For our 12th Anniversary issue, XXL came up with a 12 Step Program for rappers to improve their chances in this ailing music industry. Steps included: Negotiate a contract that makes sense for you, do your own marketing, and stay out of jail. Along with the steps, we spoke to a “sponsor” who offered advice for each; they also provided their own suggestions on how to get the rap game back in tip-top shape. Below are their personal steps.
Pick up the September issue for the complete package and to see the full interviews from each sponsor.
FLO RIDA: “In order to be a great leader you must be a great follower. I feel artists of today and the new up-and-coming artists/producers need to study the history of music. You should never feel afraid to try new things.”
MAINO: “Some of the elder rappers need to step aside. Out wit the old…in with the new!”
MALICE: “The Internet could either be the demise of your career or it can propel your career. So you need to just try other avenues of making yourself available and accessible to the people. You can’t just wait on the record company to do everything. Just do everything that you can for yourself. Even in our hiatus, [the Clipse] were putting out mixtapes and doing a lot of shows and just staying busy where the record company couldn’t help us.”

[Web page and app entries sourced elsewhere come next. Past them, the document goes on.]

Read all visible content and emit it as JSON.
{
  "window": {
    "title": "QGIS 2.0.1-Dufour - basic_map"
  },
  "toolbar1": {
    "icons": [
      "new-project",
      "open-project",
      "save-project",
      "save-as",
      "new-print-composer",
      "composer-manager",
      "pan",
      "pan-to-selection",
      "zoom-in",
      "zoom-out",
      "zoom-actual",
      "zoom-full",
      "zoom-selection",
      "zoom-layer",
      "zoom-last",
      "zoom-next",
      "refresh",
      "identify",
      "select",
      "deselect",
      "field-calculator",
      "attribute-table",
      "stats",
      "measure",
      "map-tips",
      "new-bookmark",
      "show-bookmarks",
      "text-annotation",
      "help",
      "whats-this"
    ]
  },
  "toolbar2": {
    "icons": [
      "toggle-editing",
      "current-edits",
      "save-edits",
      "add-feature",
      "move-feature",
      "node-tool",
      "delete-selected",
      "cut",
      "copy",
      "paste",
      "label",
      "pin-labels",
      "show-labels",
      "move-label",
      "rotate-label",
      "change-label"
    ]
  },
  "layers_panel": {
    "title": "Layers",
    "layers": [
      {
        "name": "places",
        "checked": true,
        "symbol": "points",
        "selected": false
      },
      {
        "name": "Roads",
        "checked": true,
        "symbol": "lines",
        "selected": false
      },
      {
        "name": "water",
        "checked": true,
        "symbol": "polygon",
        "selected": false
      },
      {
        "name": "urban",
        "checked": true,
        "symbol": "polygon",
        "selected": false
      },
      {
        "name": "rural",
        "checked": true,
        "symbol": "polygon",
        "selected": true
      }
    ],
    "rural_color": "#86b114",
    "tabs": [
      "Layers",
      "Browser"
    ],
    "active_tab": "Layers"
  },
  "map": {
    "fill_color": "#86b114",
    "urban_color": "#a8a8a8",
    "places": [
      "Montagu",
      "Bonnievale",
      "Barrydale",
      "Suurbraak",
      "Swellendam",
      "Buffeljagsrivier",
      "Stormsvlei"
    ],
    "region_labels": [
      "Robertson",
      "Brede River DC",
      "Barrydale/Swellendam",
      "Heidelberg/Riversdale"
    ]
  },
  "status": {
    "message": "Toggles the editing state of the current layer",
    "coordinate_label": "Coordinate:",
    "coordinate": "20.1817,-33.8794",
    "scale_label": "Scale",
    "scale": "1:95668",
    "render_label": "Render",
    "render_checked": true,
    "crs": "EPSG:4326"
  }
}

PRODIGY: “People need to be unique. That is the key: being yourself. Not following what everybody does. Just because you hear Jay-Z ‘swagger’ doesn’t mean you gotta say it a million times, call your record company Swagger, now you got rappers named swagger and you got clothes called swagger. Stop following what people do so much! Everybody tryna copy what everybody else is doing and say what everybody else is saying, dress how everybody else is dressing, cut your hair like everybody else got they hair cut, do this, everybody got a fuckin’ Mohawk, everybody got the peasy afro, everybody got the fuckin’ Ray Bans on… Yo cut it out. Be unique and that will save muthafuckin’ music.”
SLIM THUG: “Focus on the music and give people a quality album instead of just hit songs. It ain’t like it used to be when you had a few greats. People get lucky ’cause it’s more muthafuckas who can record on a fucking computer. Anybody can do it now, so people lucking out and having a hit song but that’s all they got. So if an artist focus on the music and give people a solid album full of good songs, its not only gon’ give em longevity in the game but it’s gon’ give em that quality brand.”
MICKEY FACTZ: “Rappers need to be themselves. Now, there’s a ton of clones in the industry and nobody really wants to try to improve what’s going on in music especially in hip-hop, I think the stage shows aren’t creative enough. I think it’s just a lot of the same thing over and over again instead of innovative situations.”
BOOSIE: “It’s gon’ be hard to improve the rap game ’cause computers done took over the rap game, really. Putting out mixtapes and putting out more music will help the rap game instead of just one album every couple years. When I do my mixtapes, I do ’em myself and ship ’em to a distributor.”
BUN B: “Destroy the World Wide Web. It’s made consumers and artists too lazy and compromising.”
WENDY DAY: “Do the homework. Learn how the industry works inside and out.”
CORTEZ BRYANT: “Build up your management before your deal. That only makes you more attractive. If you got a banger and a good team to work it, put together a marketing plan to establish what kind of artist you’re going to be. Establish your brand. From there, that’s when you go get a contract.”
JOELL ORTIZ: “Surround yourself with people who believe in you as much—if not more—than you do. People who believe in you as a person. Sky’s the limit from there, because when you got people that push for you on days when you’re discouraged, tired or ready to give up, nothing will ever stop you. You are your team. I have a machine team—me, Mike Heron and Dennis Wynn. It’s been us three the hard way since the beginning, and that’s not gonna change.”—Clover Hope